A side-scrolling game, side-scroller, or horizontally-scrolling game is a video game in which the gameplay action is viewed from a side-view camera angle, and the onscreen characters can generally only move to the left or right. These games make use of scrolling computer display technology. The move from single-screen or flip-screen graphics to scrolling graphics, during the golden age of video arcade games and during third-generation consoles, would prove to be a pivotal leap in game design, comparable to the move to 3D graphics during the fifth generation. Although side-scrolling games have been supplanted by 3D games, they continue to be produced.

In video games, first person is any graphical perspective rendered from the viewpoint of the player's character, or a viewpoint from the cockpit or front seat of a vehicle driven by the character. Many genres incorporate first-person perspectives, among them adventure games, driving, sailing, and flight simulators. Most notable is the first-person shooter, in which the graphical perspective is an integral component of the gameplay.

<i>Space Gun</i> (video game) 1992 video game

Space Gun is a first-person, shoot 'em up arcade game released by Taito in 1990. Space Gun is set aboard a crippled space station that has been overrun by hostile alien creatures. The objective is to rescue human crew members while destroying the alien creatures. The game lets the player shoot limbs off the creatures, resulting in blood splatters.

A variety of computer graphic techniques have been used to display video game content throughout the history of video games. The predominance of individual techniques have evolved over time, primarily due to hardware advances and restrictions such as the processing power of central or graphics processing units.

Third-person shooter (TPS) is a subgenre of 3D shooter games in which the player character is visible on-screen during gaming, and the gameplay consists primarily of shooting.

First-person shooter Action video game genre

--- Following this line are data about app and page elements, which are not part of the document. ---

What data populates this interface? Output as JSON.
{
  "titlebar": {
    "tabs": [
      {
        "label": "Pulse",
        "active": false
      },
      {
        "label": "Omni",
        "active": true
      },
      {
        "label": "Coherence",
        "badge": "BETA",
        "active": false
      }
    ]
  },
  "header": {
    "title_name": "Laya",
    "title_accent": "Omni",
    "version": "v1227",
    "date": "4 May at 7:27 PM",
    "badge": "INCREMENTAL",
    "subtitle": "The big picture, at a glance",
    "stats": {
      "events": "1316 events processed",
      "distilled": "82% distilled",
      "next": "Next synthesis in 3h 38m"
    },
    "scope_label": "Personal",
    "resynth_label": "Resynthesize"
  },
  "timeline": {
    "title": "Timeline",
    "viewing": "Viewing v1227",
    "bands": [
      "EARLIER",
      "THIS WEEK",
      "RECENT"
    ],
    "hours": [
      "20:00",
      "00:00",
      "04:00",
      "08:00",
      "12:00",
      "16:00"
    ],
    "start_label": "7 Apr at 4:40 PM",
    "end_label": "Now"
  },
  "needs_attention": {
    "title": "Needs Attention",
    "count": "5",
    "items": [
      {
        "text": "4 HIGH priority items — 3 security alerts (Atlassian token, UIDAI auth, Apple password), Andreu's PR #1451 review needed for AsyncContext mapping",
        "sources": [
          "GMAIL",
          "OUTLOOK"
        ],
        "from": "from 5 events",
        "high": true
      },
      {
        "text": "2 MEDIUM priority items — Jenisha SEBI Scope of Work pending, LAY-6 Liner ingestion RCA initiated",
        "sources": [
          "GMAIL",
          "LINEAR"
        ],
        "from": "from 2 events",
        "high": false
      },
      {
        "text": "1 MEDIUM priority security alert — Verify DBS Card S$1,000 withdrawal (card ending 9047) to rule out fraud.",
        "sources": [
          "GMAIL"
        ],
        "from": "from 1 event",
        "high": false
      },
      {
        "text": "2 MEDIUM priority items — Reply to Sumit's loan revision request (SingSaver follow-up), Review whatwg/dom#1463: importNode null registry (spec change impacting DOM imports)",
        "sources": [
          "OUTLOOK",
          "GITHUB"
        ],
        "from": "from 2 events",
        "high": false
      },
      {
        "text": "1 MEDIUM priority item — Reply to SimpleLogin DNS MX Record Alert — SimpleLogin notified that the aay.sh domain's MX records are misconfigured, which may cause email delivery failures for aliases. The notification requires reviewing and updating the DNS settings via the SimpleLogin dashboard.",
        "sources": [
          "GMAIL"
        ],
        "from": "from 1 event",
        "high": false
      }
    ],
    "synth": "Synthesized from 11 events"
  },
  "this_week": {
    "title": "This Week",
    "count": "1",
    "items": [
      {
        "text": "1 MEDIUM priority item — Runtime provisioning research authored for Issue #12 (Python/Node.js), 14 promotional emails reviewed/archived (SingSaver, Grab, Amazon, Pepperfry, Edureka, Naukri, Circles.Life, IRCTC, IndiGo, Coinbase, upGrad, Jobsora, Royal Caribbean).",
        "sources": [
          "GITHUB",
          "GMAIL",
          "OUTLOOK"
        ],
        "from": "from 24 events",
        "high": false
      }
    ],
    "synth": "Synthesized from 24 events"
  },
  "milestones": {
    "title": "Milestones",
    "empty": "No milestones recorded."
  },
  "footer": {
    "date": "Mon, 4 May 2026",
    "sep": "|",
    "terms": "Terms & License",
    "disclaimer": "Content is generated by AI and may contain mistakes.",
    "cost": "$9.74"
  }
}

First-person shooter (FPS) is a video game genre centered around gun and other weapon-based combat in a first-person perspective; that is, the player experiences the action through the eyes of the protagonist. The genre shares common traits with other shooter games, which in turn makes it fall under the heading action game. Since the genre's inception, advanced 3D and pseudo-3D graphics have challenged hardware development, and multiplayer gaming has been integral.

A cover system is a video game gameplay mechanic that allows a virtual avatar to hide from and avoid dangers, usually in a three-dimensional world. This method is a digital adaptation of the real-life military tactic of taking cover behind obstacles, for purposes of attaining protection from enemy ranged or area effect attacks, such as gunfire or explosions.

Gun Buster, also known as Gunbuster (ガンバスター) and released in North America as Operation Gunbuster, is a first-person shooter video game developed by Taito and released for arcades in 1992. In contrast to on-rail light gun shooters at the time, this was one of the first arcade games to feature free-roaming FPS gameplay, the same year Wolfenstein 3D was released on personal computers.

This list includes terms used in video games and the video game industry, as well as slang used by players.

References

  1. Provo, Frank, Bloody Wolf, GameSpot, July 7, 2007. Retrieved January 1, 2014.
  2. Dunham, Jeremy, First Look: Alien Hominid, IGN, July 27, 2004. Retrieved June 17, 2008.
  3. Wawro, Alex (May 6, 2016). "Hero Shooters: Charting the (re)birth of a genre". Gamasutra . Retrieved May 6, 2016.
  4. Molina, Brett (June 17, 2016). "5 big video game trends from E3 2016". USA Today . Retrieved June 17, 2016.
  5. "The top six looter shooters of all time". Games Radar . June 29, 2018. Retrieved February 27, 2019.
  6. "Investigating the Origin of the Looter Shooter". PC Gamer . June 29, 2019. Retrieved February 27, 2019.
  7. Barton, Matt. "Scorched Parabolas: A History of the Artillery Game" . Retrieved 2007-11-25.
  8. "German Past Haunts Gamers' Future". Wired. February 5, 2007.
  9. "EU may regulate development and sale of violent video games".
  10. Meller, Paul. "Germany seeks common EU rules on violent video games".
  11. Pidd, Helen (19 April 2012). "Anders Breivik 'trained' for shooting attacks by playing Call of Duty". The Guardian. Retrieved 2 December 2017.